Everything on this site by Chris Allen is licensed under a Creative Commons Attribution-Noncommercial 2.0 UK: England & Wales License. www.chris-allen.co.uk.
This month’s chunk for the Birmingham Post:
Should we have the right to offend?
I ask this not because I was personally offended by Joe Kinnear’s swear-a-thon. Nor even because I offended my partner by licking my knife in a restaurant. I ask because there just seems to be a lot of people getting easily offended.
Being almost twenty years since Rushdie’s ‘The Satanic Verses’ was published could it just be ‘déjà vu’? No, but there are some similarities.
I was at an event for fifty ‘leaders’ – I was included in this so use the term loosely – last week in Whitehall that sought to consider ‘security and community cohesion’ (a euphemism for extremism and terrorism, natch). Whilst many clearly focused on this, a few were voicing their plans to protest against the publication of ‘The Jewel of Medina’, a Mills and Boon-lite account of one of the Prophet Muhammad’s wives, Aisha. Possibly because of their ‘offence’ at this, they seemed to have forgotten the clear lessons learned from some of the protests that followed the Satanic Verses and Danish cartoons debacles.
A few days ago, I also read how others were ‘offended’ by a London exhibition by the artist Sarah Maples. Described as the next Tracey Emin, Maples – who was raised as a Muslim – has caused ‘offence’ by using one of her paintings – depicting a Muslim woman cradling a pig – as the advertisement for the exhibition. Maples has categorically stated that she does not want to offend arguing that her work actually explores the confusion that many young Muslims face in contemporary western society, not least about what it means to be a ‘good’ Muslim.

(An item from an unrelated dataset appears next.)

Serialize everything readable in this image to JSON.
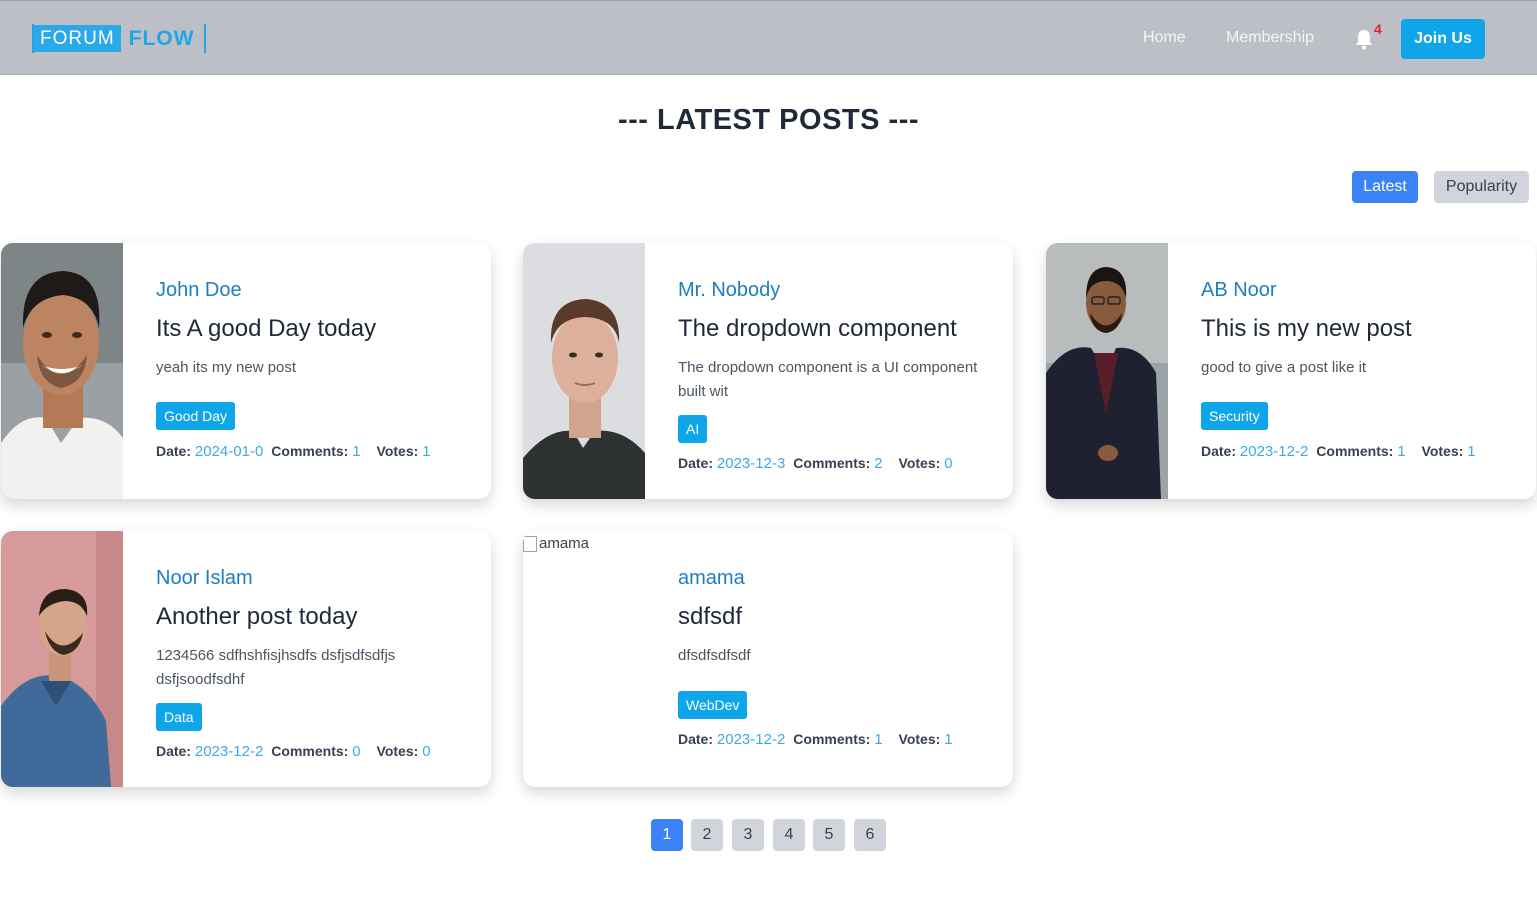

Given that the offices of the publishers in London of ‘The Jewel of Medina’ have already been firebombed, it seems that some of those protesting – whether against ‘The Jewel’ or Maples – have missed the irony in that their actions are also quite ‘offensive’…!!!
Which highlights the point: whilst some are ‘offended’ by knife licking, others are ‘offended’ by paintings they dislike. In this column last Christmas, I even offered help to those ‘offended’ by Christmas lights, Eid celebrations and so on. And that was because offence is entirely subjective thus rendering it entirely un-manageable.
Is being ‘offended’ therefore legitimate enough to curb freedom of speech and expression?
In the past, free speech was seen as something that was inherently good. Because of this, restrictions and limitations on free speech were viewed as the exception rather than the rule, to be wielded carefully and only in those cases where speech might cause direct harm. In fact, legislation that affords protection against those trying to harm are rightly in place.
Yet nowadays, we seem to believe that speech and activities that ‘offend’ are in some way socially damaging and so require necessary curtailment. In an increasingly diverse society, this becomes increasingly difficult to manage, balancing one view against another. If we are therefore edging perilously closer to a situation where ‘if I don’t like what you say, you can’t say it’ becomes the rule rather than the exception, whose ‘offence’ will be given most importance?
Expanding upon the Maple ‘offence’ and the fact that pork is seen to be unclean, if vegetarians say that they are ‘offended’ by the sight of ALL meat in supermarkets because it is ‘unclean’, should we immediately oblige and remove it from the shelves? Is this the same or does it merely highlight how we treat people depending upon who they are? If so, we’re not as a society moving forward in a fair and equitable way.
Freedom of expression – including the right to offend – is therefore not just an important liberty; it is the very foundation of liberty. It is everybody’s business to ensure that no one is deprived of their right to say what they wish, even if what they say is seen as offensive by one or indeed many more.
This work by Chris Allen is licensed under a Creative Commons Attribution-Noncommercial 2.0 UK: England & Wales License. Based on a work at www.chris-allen.co.uk.